By: Hayden Fitzsimons
‘I Saw the Devil’ is a Korean film which was released in 2010, and was directed by Kim Jee-woon. In my previous reviews, I’ve often gone into detail on the director, cast, release, and plot in general. However, I find myself wanting to avoid describing this film as much as possible. This does pose some problems as a review is, well, a review.
‘I Saw the Devil’s’ plot is something I will try to avoid spoiling or detailing as much as possible, however, the central point is hard to not talk about. The film revolves around the gruesome murder of Kim Soo-hyeon’s fiancé. Kim Soo-hyeon, a heavily trained secret agent, makes it his duty to track down the killer and avenge his fiancé. However, the vengeance isn’t as simple as one may assume. In films like ‘John Wick’, the plot is simple; a character important to the protagonist is killed, and so the protagonist tracks down and kills or catches the antagonist. ‘I Saw the Devil’ takes a different route.
It does not take Soo-hyeon long at all to catch the killer, and whilst brutally assaulting this man, Soo-hyeon decides to let him live. He places a tracker into Kyung-chul, the killer, and repeatedly attacks him for the rest of the film. Another monster has been created by a monster.

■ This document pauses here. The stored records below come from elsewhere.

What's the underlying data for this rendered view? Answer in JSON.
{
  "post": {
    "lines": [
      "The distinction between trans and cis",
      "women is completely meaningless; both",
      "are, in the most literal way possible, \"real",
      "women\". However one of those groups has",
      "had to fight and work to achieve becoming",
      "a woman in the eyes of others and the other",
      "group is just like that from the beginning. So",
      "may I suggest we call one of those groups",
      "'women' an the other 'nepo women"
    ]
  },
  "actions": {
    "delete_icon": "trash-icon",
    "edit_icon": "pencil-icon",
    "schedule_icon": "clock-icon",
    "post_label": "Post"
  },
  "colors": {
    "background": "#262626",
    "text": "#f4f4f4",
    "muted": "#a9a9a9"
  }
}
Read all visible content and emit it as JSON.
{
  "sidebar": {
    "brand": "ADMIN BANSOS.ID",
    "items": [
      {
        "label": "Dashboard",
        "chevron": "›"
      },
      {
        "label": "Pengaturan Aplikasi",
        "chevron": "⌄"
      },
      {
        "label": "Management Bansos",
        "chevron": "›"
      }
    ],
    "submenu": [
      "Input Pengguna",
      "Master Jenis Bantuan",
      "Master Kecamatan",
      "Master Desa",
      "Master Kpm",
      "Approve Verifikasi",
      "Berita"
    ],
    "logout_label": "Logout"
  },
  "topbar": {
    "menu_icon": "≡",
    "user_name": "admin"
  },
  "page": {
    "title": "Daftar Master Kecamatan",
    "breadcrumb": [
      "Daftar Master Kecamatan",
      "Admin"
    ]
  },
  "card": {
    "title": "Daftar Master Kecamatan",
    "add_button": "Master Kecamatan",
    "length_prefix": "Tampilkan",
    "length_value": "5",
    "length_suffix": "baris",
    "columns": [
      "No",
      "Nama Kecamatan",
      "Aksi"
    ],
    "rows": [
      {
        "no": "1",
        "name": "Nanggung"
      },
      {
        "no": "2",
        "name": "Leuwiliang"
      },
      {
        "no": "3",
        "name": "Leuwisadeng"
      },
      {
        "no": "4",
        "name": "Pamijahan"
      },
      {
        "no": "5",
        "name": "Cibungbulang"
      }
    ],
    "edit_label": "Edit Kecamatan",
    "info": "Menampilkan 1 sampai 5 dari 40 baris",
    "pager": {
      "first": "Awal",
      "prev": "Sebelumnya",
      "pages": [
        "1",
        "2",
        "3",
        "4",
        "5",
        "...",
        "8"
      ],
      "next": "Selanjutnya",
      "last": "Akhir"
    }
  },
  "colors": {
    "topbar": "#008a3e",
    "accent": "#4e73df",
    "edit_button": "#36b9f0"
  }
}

But, this film is not as simple as following the creation of a monster thanks to revenge. No, the film chronicles nearly constant violence. When I say that this film is not for the faint of heart, I mean it. Many films pose as such and yet barely reach an R-rating. However, ‘I Saw the Devil’ more than earns its R-rating. This film is one of the most brutal and disturbing films I’ve seen, and yet it somehow manages to not be in poor taste, and not go over the top into absurdity.
Once again, I must stress the disgusting and deeply disturbing events that continually happen practically one after another with very little down time. There is constantly blood and violence, however, this is barely the tip of the iceberg. Depictions of cannibalism, severed bodies, decapitation, attempted rape, mutilation, and torture are all on-screen multiple times throughout the film. This is why I find myself unable to recommend this film, despite the fact it is an incredible film with an enthralling and action-packed story.
However, if you believe you can handle the violence, or even get a kick out of it, then I’d advise caution, but would urge you to see the film. ‘I Saw the Devil’ somehow manages to use its continual gruesome violence to teach a valuable lesson on the dangers of revenge, and the horrid lengths humans will attempt to reach just to inflict pain on another.